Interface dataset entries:
----

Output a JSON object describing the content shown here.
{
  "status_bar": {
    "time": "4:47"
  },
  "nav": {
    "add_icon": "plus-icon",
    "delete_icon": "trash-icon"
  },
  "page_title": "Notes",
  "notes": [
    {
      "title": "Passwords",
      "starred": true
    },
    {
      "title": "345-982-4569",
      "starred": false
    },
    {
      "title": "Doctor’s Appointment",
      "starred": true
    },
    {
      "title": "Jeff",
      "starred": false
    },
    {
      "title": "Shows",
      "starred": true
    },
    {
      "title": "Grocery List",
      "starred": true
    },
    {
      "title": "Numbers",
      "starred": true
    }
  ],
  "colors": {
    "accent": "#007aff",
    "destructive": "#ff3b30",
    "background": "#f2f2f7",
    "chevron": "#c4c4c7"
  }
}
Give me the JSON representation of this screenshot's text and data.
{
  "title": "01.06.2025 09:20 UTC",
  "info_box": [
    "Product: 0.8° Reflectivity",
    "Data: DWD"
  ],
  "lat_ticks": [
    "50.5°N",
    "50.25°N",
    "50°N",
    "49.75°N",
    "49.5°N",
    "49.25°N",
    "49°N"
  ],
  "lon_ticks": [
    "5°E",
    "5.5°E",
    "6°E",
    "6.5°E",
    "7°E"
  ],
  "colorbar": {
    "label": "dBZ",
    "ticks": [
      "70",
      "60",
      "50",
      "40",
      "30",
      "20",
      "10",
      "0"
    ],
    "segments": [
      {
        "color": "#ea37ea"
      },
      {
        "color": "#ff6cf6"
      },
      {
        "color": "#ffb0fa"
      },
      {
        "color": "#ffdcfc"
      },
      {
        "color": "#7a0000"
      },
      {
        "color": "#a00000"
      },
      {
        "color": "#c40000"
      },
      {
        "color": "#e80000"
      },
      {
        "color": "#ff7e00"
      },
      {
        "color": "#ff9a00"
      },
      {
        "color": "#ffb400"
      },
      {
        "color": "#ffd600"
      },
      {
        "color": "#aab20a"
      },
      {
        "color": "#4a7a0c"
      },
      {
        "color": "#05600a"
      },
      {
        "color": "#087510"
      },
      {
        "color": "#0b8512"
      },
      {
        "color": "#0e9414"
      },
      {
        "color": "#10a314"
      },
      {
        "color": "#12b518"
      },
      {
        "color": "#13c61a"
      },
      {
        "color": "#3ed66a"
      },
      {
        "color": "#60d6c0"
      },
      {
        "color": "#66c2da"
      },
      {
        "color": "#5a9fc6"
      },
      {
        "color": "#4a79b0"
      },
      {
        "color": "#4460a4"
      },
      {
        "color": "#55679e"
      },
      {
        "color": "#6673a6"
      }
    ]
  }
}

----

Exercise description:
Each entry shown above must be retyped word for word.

Result of the task:
Output a JSON object describing the content shown here.
{
  "status_bar": {
    "time": "4:47"
  },
  "nav": {
    "add_icon": "plus-icon",
    "delete_icon": "trash-icon"
  },
  "page_title": "Notes",
  "notes": [
    {
      "title": "Passwords",
      "starred": true
    },
    {
      "title": "345-982-4569",
      "starred": false
    },
    {
      "title": "Doctor’s Appointment",
      "starred": true
    },
    {
      "title": "Jeff",
      "starred": false
    },
    {
      "title": "Shows",
      "starred": true
    },
    {
      "title": "Grocery List",
      "starred": true
    },
    {
      "title": "Numbers",
      "starred": true
    }
  ],
  "colors": {
    "accent": "#007aff",
    "destructive": "#ff3b30",
    "background": "#f2f2f7",
    "chevron": "#c4c4c7"
  }
}
Give me the JSON representation of this screenshot's text and data.
{
  "title": "01.06.2025 09:20 UTC",
  "info_box": [
    "Product: 0.8° Reflectivity",
    "Data: DWD"
  ],
  "lat_ticks": [
    "50.5°N",
    "50.25°N",
    "50°N",
    "49.75°N",
    "49.5°N",
    "49.25°N",
    "49°N"
  ],
  "lon_ticks": [
    "5°E",
    "5.5°E",
    "6°E",
    "6.5°E",
    "7°E"
  ],
  "colorbar": {
    "label": "dBZ",
    "ticks": [
      "70",
      "60",
      "50",
      "40",
      "30",
      "20",
      "10",
      "0"
    ],
    "segments": [
      {
        "color": "#ea37ea"
      },
      {
        "color": "#ff6cf6"
      },
      {
        "color": "#ffb0fa"
      },
      {
        "color": "#ffdcfc"
      },
      {
        "color": "#7a0000"
      },
      {
        "color": "#a00000"
      },
      {
        "color": "#c40000"
      },
      {
        "color": "#e80000"
      },
      {
        "color": "#ff7e00"
      },
      {
        "color": "#ff9a00"
      },
      {
        "color": "#ffb400"
      },
      {
        "color": "#ffd600"
      },
      {
        "color": "#aab20a"
      },
      {
        "color": "#4a7a0c"
      },
      {
        "color": "#05600a"
      },
      {
        "color": "#087510"
      },
      {
        "color": "#0b8512"
      },
      {
        "color": "#0e9414"
      },
      {
        "color": "#10a314"
      },
      {
        "color": "#12b518"
      },
      {
        "color": "#13c61a"
      },
      {
        "color": "#3ed66a"
      },
      {
        "color": "#60d6c0"
      },
      {
        "color": "#66c2da"
      },
      {
        "color": "#5a9fc6"
      },
      {
        "color": "#4a79b0"
      },
      {
        "color": "#4460a4"
      },
      {
        "color": "#55679e"
      },
      {
        "color": "#6673a6"
      }
    ]
  }
}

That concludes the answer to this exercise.